The problem:
Filter the entries, keeping every line with the word "Standard".

Dataset rows describing interfaces:
┌──
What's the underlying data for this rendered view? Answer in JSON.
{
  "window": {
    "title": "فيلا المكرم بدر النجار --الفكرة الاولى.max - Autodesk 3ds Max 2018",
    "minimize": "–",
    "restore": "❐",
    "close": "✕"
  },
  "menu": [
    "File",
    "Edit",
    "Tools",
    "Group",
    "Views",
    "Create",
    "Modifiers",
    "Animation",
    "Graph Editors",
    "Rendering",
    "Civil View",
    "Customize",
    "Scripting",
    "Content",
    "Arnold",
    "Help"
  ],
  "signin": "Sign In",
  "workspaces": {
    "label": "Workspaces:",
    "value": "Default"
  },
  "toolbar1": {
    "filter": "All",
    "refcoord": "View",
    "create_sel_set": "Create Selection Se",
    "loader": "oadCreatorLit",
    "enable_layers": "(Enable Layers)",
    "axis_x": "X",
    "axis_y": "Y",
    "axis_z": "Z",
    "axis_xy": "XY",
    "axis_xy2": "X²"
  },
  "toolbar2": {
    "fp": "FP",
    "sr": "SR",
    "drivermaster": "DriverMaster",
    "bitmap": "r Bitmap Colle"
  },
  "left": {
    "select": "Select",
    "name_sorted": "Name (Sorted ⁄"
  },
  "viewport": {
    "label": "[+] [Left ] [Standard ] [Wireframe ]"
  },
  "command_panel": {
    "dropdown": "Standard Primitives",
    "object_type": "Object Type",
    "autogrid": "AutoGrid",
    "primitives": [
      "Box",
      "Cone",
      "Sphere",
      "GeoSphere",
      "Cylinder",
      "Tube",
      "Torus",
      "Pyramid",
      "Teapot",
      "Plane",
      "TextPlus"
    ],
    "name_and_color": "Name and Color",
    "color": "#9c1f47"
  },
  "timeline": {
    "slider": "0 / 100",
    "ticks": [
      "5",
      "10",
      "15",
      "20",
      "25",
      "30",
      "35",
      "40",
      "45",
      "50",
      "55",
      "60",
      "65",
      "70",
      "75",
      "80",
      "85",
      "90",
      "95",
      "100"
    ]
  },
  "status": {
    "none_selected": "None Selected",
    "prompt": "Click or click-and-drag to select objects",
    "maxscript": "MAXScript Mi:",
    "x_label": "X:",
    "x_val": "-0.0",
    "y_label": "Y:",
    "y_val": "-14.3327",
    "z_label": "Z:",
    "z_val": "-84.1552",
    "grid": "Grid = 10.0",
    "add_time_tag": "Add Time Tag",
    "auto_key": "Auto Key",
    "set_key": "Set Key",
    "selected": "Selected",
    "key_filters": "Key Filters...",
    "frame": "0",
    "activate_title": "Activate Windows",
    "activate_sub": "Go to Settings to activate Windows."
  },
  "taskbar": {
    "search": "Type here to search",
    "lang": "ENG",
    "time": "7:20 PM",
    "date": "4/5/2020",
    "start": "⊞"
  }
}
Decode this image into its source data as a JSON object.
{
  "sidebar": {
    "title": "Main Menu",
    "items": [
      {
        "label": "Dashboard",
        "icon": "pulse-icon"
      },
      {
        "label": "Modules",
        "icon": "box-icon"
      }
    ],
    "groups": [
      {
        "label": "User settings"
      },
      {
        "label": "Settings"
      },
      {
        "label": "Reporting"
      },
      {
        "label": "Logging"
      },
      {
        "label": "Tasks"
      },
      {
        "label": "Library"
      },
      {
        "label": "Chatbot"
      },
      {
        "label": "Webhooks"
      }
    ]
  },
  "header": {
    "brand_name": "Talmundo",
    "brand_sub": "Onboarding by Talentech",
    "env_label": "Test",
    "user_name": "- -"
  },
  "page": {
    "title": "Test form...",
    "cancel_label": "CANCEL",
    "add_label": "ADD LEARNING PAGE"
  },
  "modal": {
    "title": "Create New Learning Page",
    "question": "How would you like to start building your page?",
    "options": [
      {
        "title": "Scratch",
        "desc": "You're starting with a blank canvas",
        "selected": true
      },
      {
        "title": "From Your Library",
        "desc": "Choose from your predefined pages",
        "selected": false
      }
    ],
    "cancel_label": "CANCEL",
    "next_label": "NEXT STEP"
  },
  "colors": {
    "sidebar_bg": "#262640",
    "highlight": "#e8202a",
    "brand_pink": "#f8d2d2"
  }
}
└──
Response to the task:
    "label": "[+] [Left ] [Standard ] [Wireframe ]"
    "dropdown": "Standard Primitives",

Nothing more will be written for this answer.